# [Required work]
List each line of the data that holds the string "icon".
※ ※ ※
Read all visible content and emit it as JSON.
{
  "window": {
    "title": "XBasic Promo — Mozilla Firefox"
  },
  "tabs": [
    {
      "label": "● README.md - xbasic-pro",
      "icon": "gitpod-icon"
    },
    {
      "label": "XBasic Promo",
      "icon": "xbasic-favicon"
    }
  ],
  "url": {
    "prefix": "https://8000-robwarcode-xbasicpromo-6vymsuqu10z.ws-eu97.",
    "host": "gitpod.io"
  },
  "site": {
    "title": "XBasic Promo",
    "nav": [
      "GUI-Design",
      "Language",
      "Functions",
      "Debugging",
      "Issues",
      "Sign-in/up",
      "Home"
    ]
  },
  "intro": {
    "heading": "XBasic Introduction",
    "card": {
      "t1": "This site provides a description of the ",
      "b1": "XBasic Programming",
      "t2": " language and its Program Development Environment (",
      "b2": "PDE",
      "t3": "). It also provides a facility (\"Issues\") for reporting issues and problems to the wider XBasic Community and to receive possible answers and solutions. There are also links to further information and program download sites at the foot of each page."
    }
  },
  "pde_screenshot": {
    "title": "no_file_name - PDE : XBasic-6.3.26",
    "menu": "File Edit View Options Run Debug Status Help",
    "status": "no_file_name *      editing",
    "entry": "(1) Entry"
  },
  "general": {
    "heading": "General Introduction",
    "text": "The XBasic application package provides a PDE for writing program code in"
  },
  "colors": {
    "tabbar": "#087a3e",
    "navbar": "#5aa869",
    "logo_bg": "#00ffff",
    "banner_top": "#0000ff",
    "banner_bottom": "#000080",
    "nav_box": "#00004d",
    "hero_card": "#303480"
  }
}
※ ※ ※
# [Exercise solution]
      "icon": "gitpod-icon"
      "icon": "xbasic-favicon"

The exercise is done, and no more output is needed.